------ Data extracts

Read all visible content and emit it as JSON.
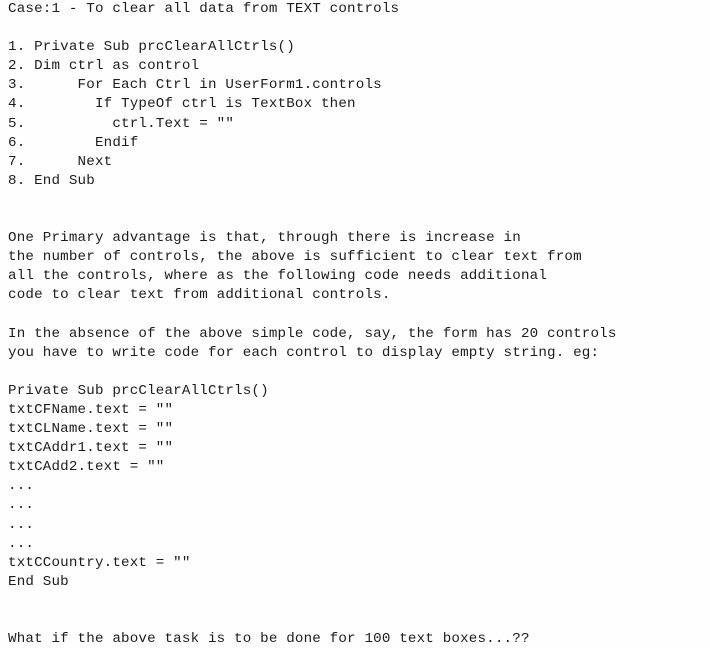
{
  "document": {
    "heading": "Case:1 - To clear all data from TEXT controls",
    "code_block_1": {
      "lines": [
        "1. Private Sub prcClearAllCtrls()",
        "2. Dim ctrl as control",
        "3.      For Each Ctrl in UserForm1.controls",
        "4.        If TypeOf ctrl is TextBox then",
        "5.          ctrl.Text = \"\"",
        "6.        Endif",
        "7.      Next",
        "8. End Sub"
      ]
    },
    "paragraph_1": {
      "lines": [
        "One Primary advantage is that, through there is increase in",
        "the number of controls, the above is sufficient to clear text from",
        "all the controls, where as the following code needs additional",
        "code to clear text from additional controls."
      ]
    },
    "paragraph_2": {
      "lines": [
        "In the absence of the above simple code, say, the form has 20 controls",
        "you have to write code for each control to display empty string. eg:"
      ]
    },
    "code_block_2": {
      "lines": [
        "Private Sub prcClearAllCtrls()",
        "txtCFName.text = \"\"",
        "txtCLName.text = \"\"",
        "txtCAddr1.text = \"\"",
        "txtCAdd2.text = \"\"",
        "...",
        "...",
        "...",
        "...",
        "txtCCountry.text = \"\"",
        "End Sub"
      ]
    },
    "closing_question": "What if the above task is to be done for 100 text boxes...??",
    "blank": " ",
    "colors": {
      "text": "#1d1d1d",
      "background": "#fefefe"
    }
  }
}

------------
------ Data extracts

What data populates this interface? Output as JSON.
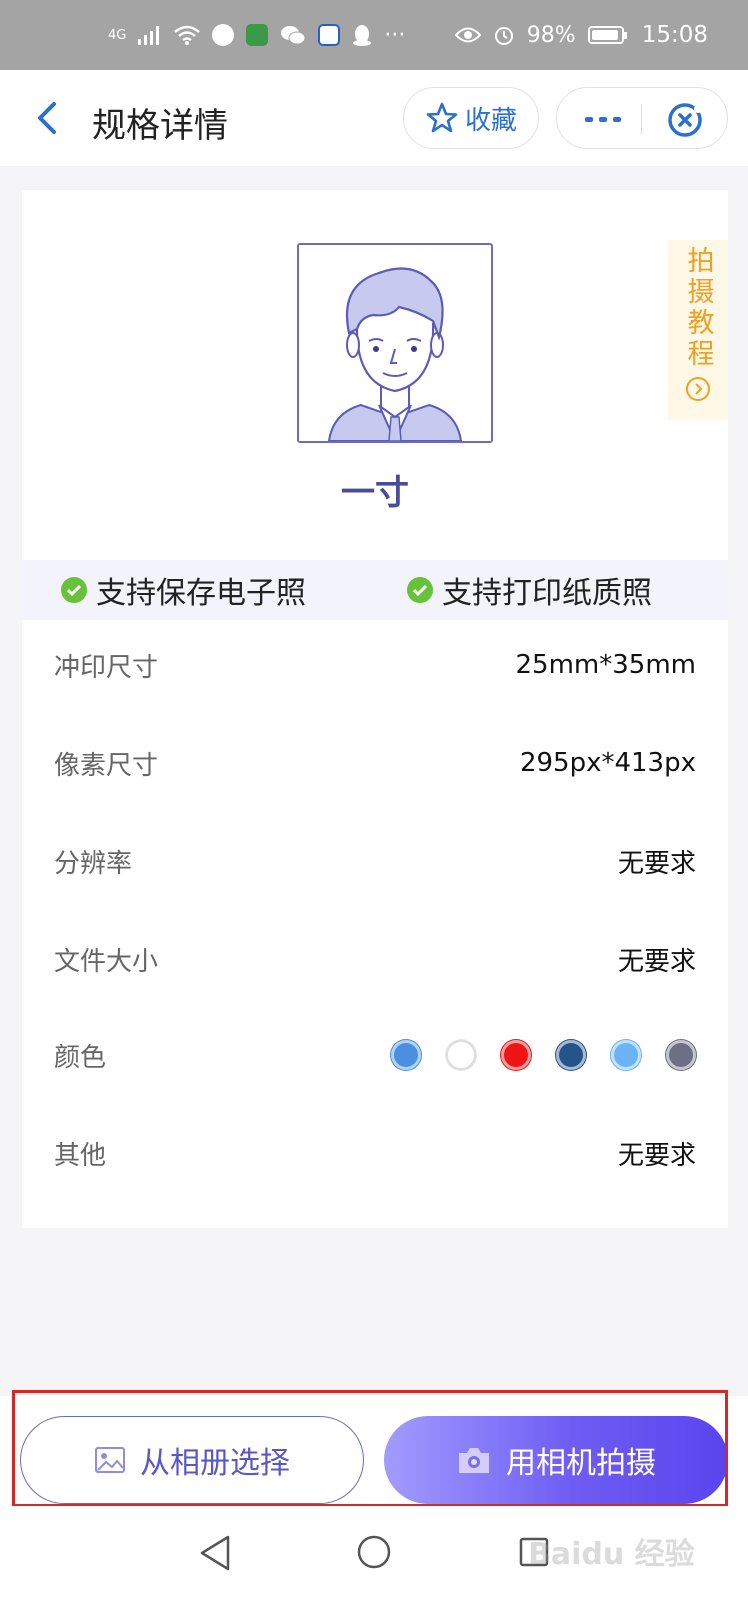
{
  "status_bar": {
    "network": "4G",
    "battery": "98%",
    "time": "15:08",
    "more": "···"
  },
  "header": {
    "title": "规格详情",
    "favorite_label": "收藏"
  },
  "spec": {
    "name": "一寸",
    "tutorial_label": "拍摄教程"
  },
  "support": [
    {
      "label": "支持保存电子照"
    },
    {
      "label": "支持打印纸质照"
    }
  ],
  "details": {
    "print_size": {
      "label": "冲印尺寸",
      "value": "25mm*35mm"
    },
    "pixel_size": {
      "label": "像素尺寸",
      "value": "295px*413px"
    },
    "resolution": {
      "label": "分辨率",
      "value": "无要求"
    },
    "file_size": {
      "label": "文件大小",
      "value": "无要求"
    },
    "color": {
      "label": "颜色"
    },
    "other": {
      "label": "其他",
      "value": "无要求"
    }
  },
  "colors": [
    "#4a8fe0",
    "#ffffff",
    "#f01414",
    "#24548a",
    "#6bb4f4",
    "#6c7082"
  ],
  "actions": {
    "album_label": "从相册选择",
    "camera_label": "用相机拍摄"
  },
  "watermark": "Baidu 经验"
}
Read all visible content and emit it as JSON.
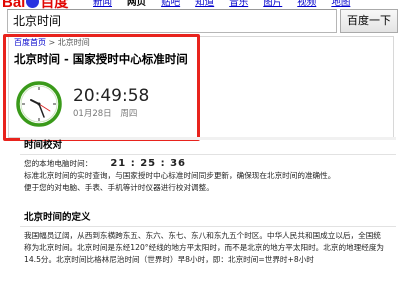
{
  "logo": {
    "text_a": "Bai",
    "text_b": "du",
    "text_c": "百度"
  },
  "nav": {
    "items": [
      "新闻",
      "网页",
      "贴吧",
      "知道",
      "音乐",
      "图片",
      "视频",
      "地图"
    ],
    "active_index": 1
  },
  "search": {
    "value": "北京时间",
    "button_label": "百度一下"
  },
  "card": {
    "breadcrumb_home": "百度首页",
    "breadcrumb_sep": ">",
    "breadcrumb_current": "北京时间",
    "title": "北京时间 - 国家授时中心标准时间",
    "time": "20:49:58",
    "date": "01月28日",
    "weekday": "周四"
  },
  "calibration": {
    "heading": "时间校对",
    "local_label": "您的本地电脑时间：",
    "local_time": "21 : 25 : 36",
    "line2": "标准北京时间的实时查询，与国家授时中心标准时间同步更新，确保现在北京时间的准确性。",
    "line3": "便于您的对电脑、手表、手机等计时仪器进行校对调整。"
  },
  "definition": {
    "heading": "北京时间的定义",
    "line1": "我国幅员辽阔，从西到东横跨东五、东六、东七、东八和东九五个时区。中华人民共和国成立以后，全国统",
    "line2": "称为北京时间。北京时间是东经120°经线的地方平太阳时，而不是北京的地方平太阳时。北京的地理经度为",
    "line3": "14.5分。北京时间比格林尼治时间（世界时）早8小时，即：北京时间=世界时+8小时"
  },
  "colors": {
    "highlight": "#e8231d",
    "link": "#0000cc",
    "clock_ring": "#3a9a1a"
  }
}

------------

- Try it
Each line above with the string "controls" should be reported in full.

- Task response
    "heading": "Case:1 - To clear all data from TEXT controls",
        "3.      For Each Ctrl in UserForm1.controls",
        "the number of controls, the above is sufficient to clear text from",
        "all the controls, where as the following code needs additional",
        "code to clear text from additional controls."
        "In the absence of the above simple code, say, the form has 20 controls",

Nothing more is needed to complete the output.